Record set Start Marker

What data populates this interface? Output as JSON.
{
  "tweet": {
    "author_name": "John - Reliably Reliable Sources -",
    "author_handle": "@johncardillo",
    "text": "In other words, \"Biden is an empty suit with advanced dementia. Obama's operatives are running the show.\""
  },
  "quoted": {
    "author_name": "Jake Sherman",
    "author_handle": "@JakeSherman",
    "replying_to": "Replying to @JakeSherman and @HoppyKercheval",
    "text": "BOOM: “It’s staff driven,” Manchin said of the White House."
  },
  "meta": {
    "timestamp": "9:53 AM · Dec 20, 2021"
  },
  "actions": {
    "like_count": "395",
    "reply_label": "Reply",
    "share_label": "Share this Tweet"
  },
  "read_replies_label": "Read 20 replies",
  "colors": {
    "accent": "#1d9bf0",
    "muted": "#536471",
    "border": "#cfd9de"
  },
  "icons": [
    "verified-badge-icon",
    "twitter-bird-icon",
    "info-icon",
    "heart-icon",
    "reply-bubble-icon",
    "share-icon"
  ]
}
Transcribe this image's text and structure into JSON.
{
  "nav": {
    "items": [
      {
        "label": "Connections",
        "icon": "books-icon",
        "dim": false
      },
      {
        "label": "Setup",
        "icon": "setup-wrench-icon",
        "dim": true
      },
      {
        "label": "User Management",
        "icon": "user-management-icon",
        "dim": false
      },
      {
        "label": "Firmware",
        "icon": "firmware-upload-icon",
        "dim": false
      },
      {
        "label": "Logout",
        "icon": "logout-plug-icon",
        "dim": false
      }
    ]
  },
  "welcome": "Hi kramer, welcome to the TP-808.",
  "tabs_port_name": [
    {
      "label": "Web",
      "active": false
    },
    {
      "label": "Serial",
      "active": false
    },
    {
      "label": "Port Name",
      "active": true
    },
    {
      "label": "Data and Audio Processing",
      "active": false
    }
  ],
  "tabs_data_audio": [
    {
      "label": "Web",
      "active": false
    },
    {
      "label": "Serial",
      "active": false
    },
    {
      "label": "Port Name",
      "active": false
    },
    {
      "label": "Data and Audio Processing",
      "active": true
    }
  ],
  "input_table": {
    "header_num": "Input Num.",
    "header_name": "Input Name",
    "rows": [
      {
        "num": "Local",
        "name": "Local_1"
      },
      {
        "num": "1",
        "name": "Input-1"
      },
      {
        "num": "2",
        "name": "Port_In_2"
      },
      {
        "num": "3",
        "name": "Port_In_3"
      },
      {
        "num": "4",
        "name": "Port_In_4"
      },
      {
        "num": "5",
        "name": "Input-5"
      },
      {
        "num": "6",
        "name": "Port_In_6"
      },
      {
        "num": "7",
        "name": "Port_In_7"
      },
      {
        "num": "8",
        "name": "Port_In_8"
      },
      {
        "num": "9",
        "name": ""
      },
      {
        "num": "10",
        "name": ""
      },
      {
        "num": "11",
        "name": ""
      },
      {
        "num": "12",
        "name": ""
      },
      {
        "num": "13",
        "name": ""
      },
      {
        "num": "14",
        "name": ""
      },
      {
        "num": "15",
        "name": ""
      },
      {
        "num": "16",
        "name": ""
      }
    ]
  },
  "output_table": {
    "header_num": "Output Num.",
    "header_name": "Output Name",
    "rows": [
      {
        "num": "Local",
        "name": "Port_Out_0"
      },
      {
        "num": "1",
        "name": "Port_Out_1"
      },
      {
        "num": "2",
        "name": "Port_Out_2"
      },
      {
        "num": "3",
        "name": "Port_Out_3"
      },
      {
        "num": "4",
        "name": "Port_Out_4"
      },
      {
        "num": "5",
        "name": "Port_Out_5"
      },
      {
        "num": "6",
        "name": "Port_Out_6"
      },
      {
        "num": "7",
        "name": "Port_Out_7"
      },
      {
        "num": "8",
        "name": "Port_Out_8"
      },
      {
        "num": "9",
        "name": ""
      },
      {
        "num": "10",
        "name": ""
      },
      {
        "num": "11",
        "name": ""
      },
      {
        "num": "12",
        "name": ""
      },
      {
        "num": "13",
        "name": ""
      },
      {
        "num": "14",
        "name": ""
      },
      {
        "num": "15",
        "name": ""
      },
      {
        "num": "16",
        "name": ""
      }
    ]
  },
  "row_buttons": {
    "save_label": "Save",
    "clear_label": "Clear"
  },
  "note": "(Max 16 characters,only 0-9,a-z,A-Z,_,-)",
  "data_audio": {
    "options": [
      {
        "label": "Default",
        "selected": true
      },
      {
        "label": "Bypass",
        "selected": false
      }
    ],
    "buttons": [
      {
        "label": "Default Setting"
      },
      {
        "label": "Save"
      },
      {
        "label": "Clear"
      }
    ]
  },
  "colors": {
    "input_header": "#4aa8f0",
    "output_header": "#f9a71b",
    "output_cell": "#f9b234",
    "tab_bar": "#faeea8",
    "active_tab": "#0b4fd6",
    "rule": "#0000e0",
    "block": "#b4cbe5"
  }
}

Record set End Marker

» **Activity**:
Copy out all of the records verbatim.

» **Output below**:
What data populates this interface? Output as JSON.
{
  "tweet": {
    "author_name": "John - Reliably Reliable Sources -",
    "author_handle": "@johncardillo",
    "text": "In other words, \"Biden is an empty suit with advanced dementia. Obama's operatives are running the show.\""
  },
  "quoted": {
    "author_name": "Jake Sherman",
    "author_handle": "@JakeSherman",
    "replying_to": "Replying to @JakeSherman and @HoppyKercheval",
    "text": "BOOM: “It’s staff driven,” Manchin said of the White House."
  },
  "meta": {
    "timestamp": "9:53 AM · Dec 20, 2021"
  },
  "actions": {
    "like_count": "395",
    "reply_label": "Reply",
    "share_label": "Share this Tweet"
  },
  "read_replies_label": "Read 20 replies",
  "colors": {
    "accent": "#1d9bf0",
    "muted": "#536471",
    "border": "#cfd9de"
  },
  "icons": [
    "verified-badge-icon",
    "twitter-bird-icon",
    "info-icon",
    "heart-icon",
    "reply-bubble-icon",
    "share-icon"
  ]
}
Transcribe this image's text and structure into JSON.
{
  "nav": {
    "items": [
      {
        "label": "Connections",
        "icon": "books-icon",
        "dim": false
      },
      {
        "label": "Setup",
        "icon": "setup-wrench-icon",
        "dim": true
      },
      {
        "label": "User Management",
        "icon": "user-management-icon",
        "dim": false
      },
      {
        "label": "Firmware",
        "icon": "firmware-upload-icon",
        "dim": false
      },
      {
        "label": "Logout",
        "icon": "logout-plug-icon",
        "dim": false
      }
    ]
  },
  "welcome": "Hi kramer, welcome to the TP-808.",
  "tabs_port_name": [
    {
      "label": "Web",
      "active": false
    },
    {
      "label": "Serial",
      "active": false
    },
    {
      "label": "Port Name",
      "active": true
    },
    {
      "label": "Data and Audio Processing",
      "active": false
    }
  ],
  "tabs_data_audio": [
    {
      "label": "Web",
      "active": false
    },
    {
      "label": "Serial",
      "active": false
    },
    {
      "label": "Port Name",
      "active": false
    },
    {
      "label": "Data and Audio Processing",
      "active": true
    }
  ],
  "input_table": {
    "header_num": "Input Num.",
    "header_name": "Input Name",
    "rows": [
      {
        "num": "Local",
        "name": "Local_1"
      },
      {
        "num": "1",
        "name": "Input-1"
      },
      {
        "num": "2",
        "name": "Port_In_2"
      },
      {
        "num": "3",
        "name": "Port_In_3"
      },
      {
        "num": "4",
        "name": "Port_In_4"
      },
      {
        "num": "5",
        "name": "Input-5"
      },
      {
        "num": "6",
        "name": "Port_In_6"
      },
      {
        "num": "7",
        "name": "Port_In_7"
      },
      {
        "num": "8",
        "name": "Port_In_8"
      },
      {
        "num": "9",
        "name": ""
      },
      {
        "num": "10",
        "name": ""
      },
      {
        "num": "11",
        "name": ""
      },
      {
        "num": "12",
        "name": ""
      },
      {
        "num": "13",
        "name": ""
      },
      {
        "num": "14",
        "name": ""
      },
      {
        "num": "15",
        "name": ""
      },
      {
        "num": "16",
        "name": ""
      }
    ]
  },
  "output_table": {
    "header_num": "Output Num.",
    "header_name": "Output Name",
    "rows": [
      {
        "num": "Local",
        "name": "Port_Out_0"
      },
      {
        "num": "1",
        "name": "Port_Out_1"
      },
      {
        "num": "2",
        "name": "Port_Out_2"
      },
      {
        "num": "3",
        "name": "Port_Out_3"
      },
      {
        "num": "4",
        "name": "Port_Out_4"
      },
      {
        "num": "5",
        "name": "Port_Out_5"
      },
      {
        "num": "6",
        "name": "Port_Out_6"
      },
      {
        "num": "7",
        "name": "Port_Out_7"
      },
      {
        "num": "8",
        "name": "Port_Out_8"
      },
      {
        "num": "9",
        "name": ""
      },
      {
        "num": "10",
        "name": ""
      },
      {
        "num": "11",
        "name": ""
      },
      {
        "num": "12",
        "name": ""
      },
      {
        "num": "13",
        "name": ""
      },
      {
        "num": "14",
        "name": ""
      },
      {
        "num": "15",
        "name": ""
      },
      {
        "num": "16",
        "name": ""
      }
    ]
  },
  "row_buttons": {
    "save_label": "Save",
    "clear_label": "Clear"
  },
  "note": "(Max 16 characters,only 0-9,a-z,A-Z,_,-)",
  "data_audio": {
    "options": [
      {
        "label": "Default",
        "selected": true
      },
      {
        "label": "Bypass",
        "selected": false
      }
    ],
    "buttons": [
      {
        "label": "Default Setting"
      },
      {
        "label": "Save"
      },
      {
        "label": "Clear"
      }
    ]
  },
  "colors": {
    "input_header": "#4aa8f0",
    "output_header": "#f9a71b",
    "output_cell": "#f9b234",
    "tab_bar": "#faeea8",
    "active_tab": "#0b4fd6",
    "rule": "#0000e0",
    "block": "#b4cbe5"
  }
}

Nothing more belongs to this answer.